- **TASK BRIEF**:
Scan the material for the string "icon" and copy out every line in which it occurs.
Start of Block
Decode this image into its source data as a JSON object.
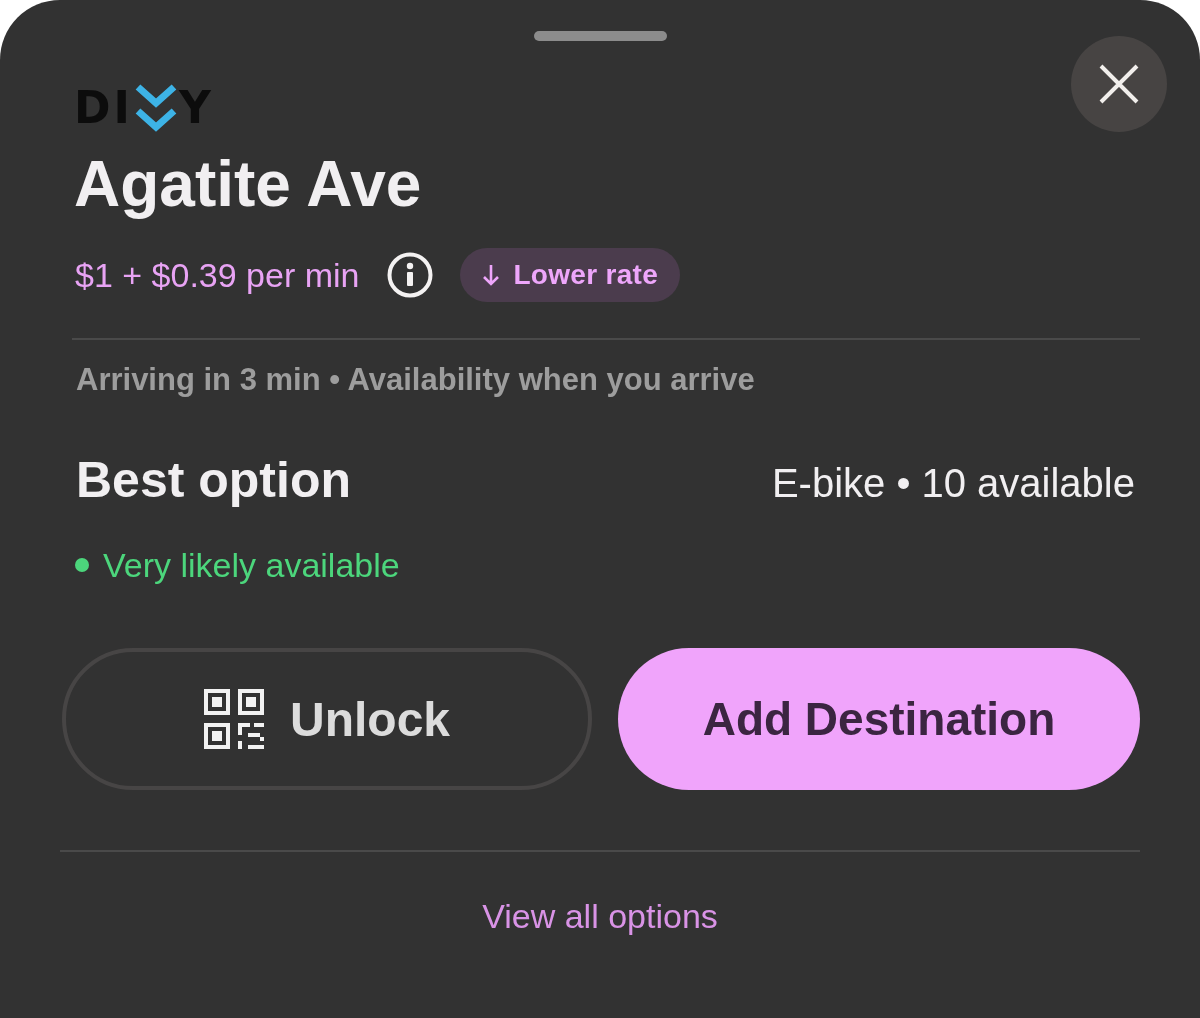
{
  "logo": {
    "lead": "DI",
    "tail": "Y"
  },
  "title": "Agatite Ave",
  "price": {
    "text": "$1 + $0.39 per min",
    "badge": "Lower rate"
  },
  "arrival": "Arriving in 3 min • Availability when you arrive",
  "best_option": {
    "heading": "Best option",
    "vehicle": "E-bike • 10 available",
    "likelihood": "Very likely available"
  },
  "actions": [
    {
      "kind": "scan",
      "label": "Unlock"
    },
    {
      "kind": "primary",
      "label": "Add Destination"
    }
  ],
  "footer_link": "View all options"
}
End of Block
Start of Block
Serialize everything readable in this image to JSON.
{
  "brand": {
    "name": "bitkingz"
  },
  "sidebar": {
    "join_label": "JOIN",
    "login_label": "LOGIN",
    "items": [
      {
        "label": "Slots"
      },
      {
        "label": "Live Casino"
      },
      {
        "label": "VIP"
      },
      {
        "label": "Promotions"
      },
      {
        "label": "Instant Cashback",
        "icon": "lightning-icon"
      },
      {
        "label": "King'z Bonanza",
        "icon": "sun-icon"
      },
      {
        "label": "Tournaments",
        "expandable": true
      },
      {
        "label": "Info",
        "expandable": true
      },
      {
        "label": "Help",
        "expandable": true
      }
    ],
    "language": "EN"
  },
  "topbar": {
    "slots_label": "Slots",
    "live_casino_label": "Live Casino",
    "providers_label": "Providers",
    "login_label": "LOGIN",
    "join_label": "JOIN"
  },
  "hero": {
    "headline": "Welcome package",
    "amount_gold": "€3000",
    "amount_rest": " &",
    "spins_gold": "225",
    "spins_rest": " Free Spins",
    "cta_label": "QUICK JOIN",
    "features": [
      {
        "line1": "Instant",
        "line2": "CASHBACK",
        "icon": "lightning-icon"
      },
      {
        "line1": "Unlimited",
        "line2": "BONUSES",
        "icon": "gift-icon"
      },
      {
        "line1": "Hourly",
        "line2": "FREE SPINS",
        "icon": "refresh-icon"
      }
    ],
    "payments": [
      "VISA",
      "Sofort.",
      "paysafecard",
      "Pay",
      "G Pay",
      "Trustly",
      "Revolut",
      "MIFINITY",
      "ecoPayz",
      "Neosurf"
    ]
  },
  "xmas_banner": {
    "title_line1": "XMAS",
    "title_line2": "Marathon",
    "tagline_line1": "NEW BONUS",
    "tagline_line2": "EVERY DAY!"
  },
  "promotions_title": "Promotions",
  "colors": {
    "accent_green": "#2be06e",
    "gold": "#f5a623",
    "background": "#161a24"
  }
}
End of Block
- **ANSWER TO THIS EXERCISE**:
        "icon": "lightning-icon"
        "icon": "sun-icon"
        "icon": "lightning-icon"
        "icon": "gift-icon"
        "icon": "refresh-icon"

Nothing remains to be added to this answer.